Ford V8-powered custom Volkswagen Beetle – flashback

Looking back on Bluey Boxsell's custom 289 Windsor-powered Vee Dub

Photographers: Mike Szabath

Looking back on Bluey Boxsell’s custom 289 Windsor-powered Vee Dub

This article on Bluey’s V8 Bug was originally published in the October 2010 issue of Street Machine

OF ALL the cars that debuted at the massive Meguiar’s MotorEx show, one car stood out among them all for pure creativity — Bluey Boxsell’s Airborne Eight pick-up. A wild hot rod built from parts of more than 60 different pre-’68 cars, Bluey’s car shows what can be done with a little imagination and a whole lot of hard work. Those who know Bluey’s previous car weren’t too surprised by his ingenuity, as his V8 VW tipped us off to just what he is capable of, way back in the Dec ’83/Jan ’84 issue of SM.

With their fat guards and anachronistic running boards, these days VW Beetles are favourites with young blokes who want to get involved in hot rodding but don’t have the cash. Bluey cottoned on to the idea early, while on a tour of duty with the navy. He’d bought a Revell model kit of a 1940 Ford to keep himself occupied and soon got to pondering the similarities between the ’40 and the humble Hitler’s Revenge.


Once back on dry land, Blue set about giving an early-model VW some serious reconstructive surgery, fitting a much-modified Peugeot bonnet and cut-down ’38 grille to give the Bug the Ford look he was after. He also filled the rear side windows, leaving a couple of opera-type openings, and flared the guards. Nerf bars, a recessed rear numberplate and ’39 tail-lights with blue dots gave it that real hot rod feel. In true 80s style, the interior was decked out in luxurious crushed blue velvet.


Blue got the car moving with its original running gear but a real hot rod needs a V8 driving the back wheels, so he planned a legal V8 conversion, which involved fitting a boxed Austin A40 chassis underneath, with an LJ crossmember and HR diff jammed in fore and aft.

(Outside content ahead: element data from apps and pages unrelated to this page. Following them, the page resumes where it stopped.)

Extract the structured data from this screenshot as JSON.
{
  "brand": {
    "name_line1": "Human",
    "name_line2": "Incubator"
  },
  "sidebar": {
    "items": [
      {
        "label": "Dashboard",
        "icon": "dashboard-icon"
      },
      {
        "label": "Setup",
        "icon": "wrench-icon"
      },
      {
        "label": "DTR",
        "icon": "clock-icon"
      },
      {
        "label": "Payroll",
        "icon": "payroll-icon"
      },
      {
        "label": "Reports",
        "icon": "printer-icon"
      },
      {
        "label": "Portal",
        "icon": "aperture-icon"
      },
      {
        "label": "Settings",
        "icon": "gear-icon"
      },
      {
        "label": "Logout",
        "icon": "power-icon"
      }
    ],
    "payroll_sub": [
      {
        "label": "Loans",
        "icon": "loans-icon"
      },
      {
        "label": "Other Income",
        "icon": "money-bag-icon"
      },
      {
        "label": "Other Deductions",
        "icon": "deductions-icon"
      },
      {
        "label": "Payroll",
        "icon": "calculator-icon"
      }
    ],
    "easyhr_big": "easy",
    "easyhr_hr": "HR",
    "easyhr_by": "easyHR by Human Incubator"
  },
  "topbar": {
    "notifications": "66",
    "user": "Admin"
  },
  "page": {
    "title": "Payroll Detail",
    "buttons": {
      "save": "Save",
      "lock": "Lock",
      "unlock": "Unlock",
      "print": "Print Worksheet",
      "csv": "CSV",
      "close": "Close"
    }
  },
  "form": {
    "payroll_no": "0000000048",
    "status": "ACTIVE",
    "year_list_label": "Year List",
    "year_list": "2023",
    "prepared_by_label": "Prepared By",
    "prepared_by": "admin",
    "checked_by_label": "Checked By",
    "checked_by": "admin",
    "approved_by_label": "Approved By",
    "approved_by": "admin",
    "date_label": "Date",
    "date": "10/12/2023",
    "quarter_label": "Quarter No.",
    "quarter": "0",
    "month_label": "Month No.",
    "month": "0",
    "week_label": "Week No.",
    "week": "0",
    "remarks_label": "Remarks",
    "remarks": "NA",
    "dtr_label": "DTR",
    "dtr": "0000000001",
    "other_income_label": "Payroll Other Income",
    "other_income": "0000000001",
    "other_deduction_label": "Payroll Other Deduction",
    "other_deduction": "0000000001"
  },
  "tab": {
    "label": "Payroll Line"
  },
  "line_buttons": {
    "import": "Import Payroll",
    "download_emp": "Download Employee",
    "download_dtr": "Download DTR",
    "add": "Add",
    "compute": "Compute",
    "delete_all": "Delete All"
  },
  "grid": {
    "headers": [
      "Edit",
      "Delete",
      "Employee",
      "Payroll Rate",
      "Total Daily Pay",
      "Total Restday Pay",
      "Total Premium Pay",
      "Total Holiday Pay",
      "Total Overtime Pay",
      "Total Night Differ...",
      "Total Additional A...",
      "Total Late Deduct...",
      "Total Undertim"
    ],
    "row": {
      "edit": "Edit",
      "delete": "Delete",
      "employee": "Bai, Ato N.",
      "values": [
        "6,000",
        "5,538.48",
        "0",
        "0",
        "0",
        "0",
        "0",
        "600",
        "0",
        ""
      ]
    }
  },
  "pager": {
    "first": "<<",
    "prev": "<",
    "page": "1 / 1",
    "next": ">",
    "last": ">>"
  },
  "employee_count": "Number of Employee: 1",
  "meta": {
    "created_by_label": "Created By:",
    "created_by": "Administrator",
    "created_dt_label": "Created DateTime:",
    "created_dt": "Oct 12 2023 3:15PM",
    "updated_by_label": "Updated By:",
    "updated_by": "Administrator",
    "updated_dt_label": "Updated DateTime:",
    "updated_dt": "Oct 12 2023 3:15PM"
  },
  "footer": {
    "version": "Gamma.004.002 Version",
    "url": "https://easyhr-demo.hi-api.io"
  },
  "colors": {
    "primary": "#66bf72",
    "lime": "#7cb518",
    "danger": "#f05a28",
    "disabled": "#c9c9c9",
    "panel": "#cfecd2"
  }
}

For motivation, he opted for a 289 Windsor backed by a C4 trans, and in a neat touch the chassis and running gear were displayed beside the VW-powered car at the Bankstown Hot Rod Show in 1981 as a tease.

“We set it all up with a display board and an arrow between the car and the chassis and stood back and listened to the furore!” Bluey says.

There were plenty of doubters but the whole conversion was approved by an engineer and has been road-registered in NSW ever since.


Bluey’s V8-powered Bug was still on the road 27 years after our feature (Dec ’83/Jan ’84)!

Up until just a few years prior to this story, the VW was Bluey’s daily driver and has covered more than 500,000 miles, many of those pulling his teardrop caravan or Road Rocket trailer. It’s had a few cosmetic updates, such as eliminating the opera windows, and a number of paint jobs (including anti-radar black and another with wild flames), but it must rate as one of the most faithful street machines of all time.

“It’s been a really good car, a cornerstone of my business, Custom T-shirts & Trophies.” Bluey says. “It was very controversial in its time. The hot rodders thought it was a street machine and vice versa, but I just do what I want and don’t worry about anyone else. There is only one person you have to please after all.”